[Stored data entries]

=== Section Start ===

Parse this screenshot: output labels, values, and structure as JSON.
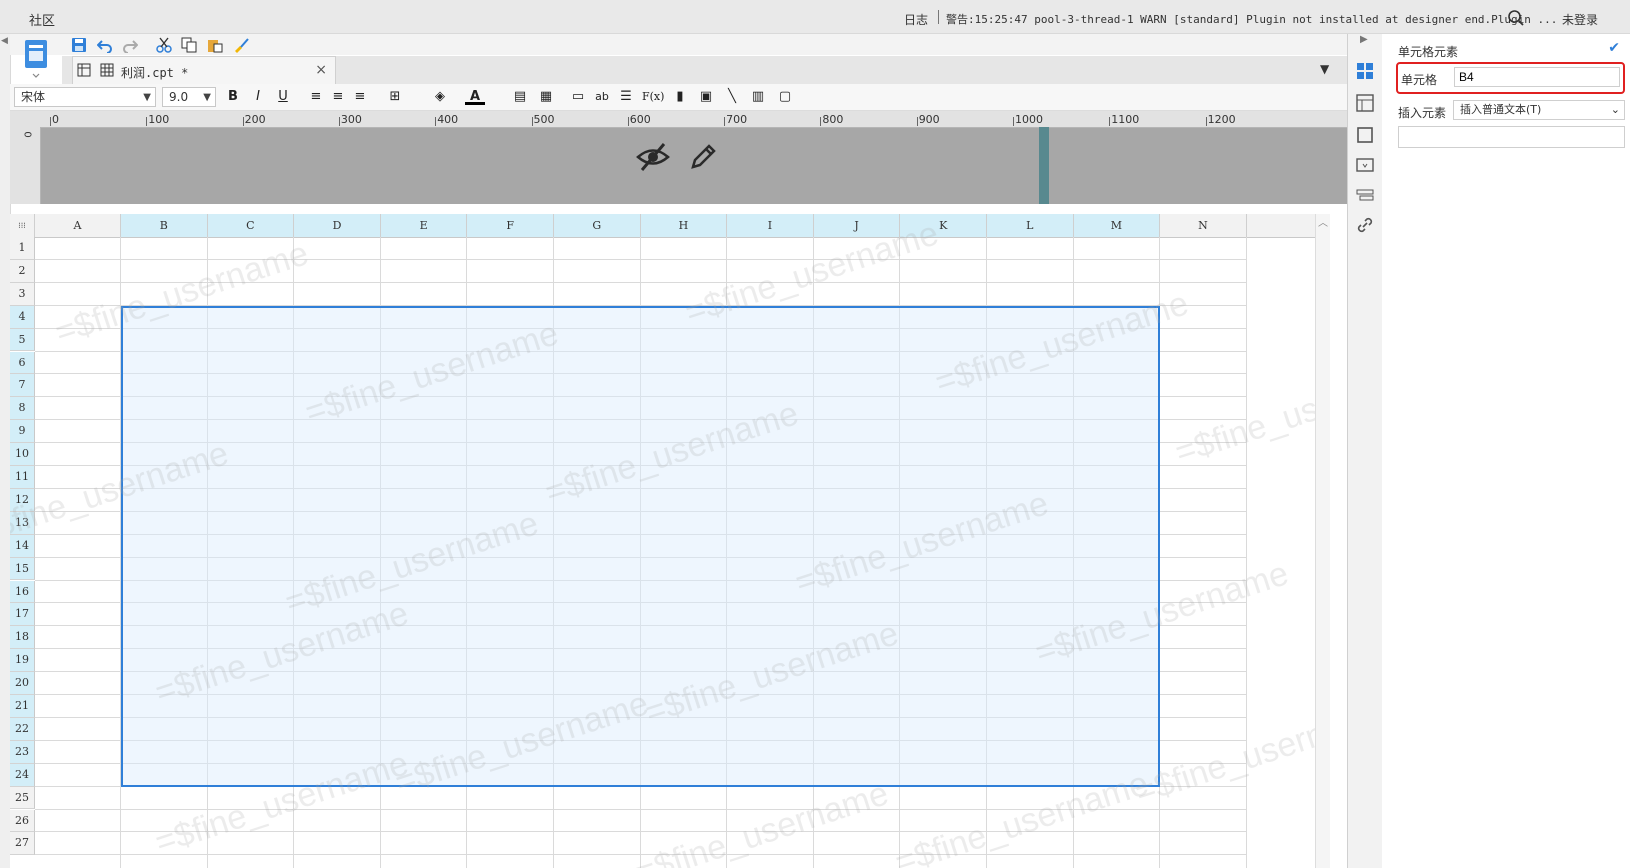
{
  "topbar": {
    "community": "社区",
    "log": "日志",
    "warning": "警告:15:25:47 pool-3-thread-1 WARN [standard] Plugin not installed at designer end.Plugin ...",
    "login": "未登录"
  },
  "tab": {
    "filename": "利润.cpt *",
    "close": "×"
  },
  "format": {
    "font": "宋体",
    "size": "9.0",
    "bold": "B",
    "italic": "I",
    "underline": "U",
    "ab": "ab",
    "fx": "F(x)"
  },
  "ruler": {
    "marks": [
      "0",
      "100",
      "200",
      "300",
      "400",
      "500",
      "600",
      "700",
      "800",
      "900",
      "1000",
      "1100",
      "1200"
    ],
    "vmark": "0"
  },
  "grid": {
    "columns": [
      "A",
      "B",
      "C",
      "D",
      "E",
      "F",
      "G",
      "H",
      "I",
      "J",
      "K",
      "L",
      "M",
      "N"
    ],
    "rows": [
      "1",
      "2",
      "3",
      "4",
      "5",
      "6",
      "7",
      "8",
      "9",
      "10",
      "11",
      "12",
      "13",
      "14",
      "15",
      "16",
      "17",
      "18",
      "19",
      "20",
      "21",
      "22",
      "23",
      "24",
      "25",
      "26",
      "27"
    ],
    "selected_range": "B4:M24",
    "watermark": "=$fine_username"
  },
  "panel": {
    "title": "单元格元素",
    "cell_label": "单元格",
    "cell_value": "B4",
    "insert_label": "插入元素",
    "insert_value": "插入普通文本(T)"
  },
  "colors": {
    "selection": "#2f7fd8",
    "highlight": "#d3eef8",
    "callout": "#e02020"
  }
}
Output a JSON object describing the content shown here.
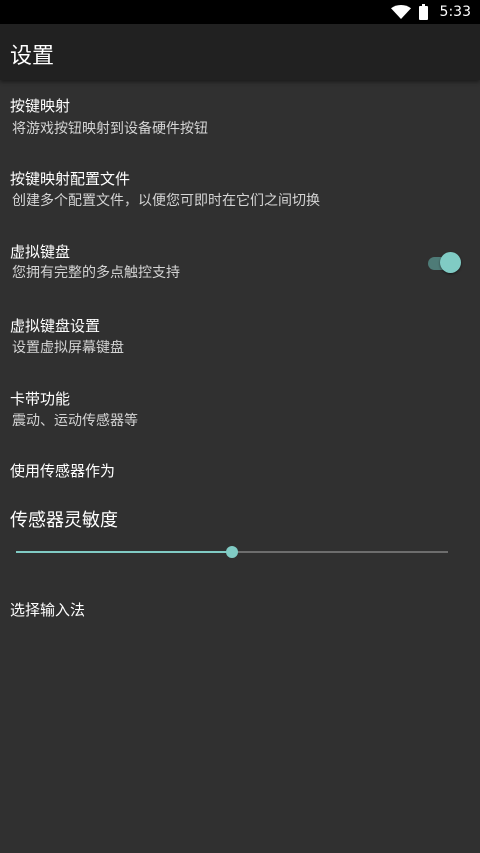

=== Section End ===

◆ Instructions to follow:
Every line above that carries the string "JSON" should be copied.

◆ Result of the task:
Parse this screenshot: output labels, values, and structure as JSON.
Output a JSON object describing the content shown here.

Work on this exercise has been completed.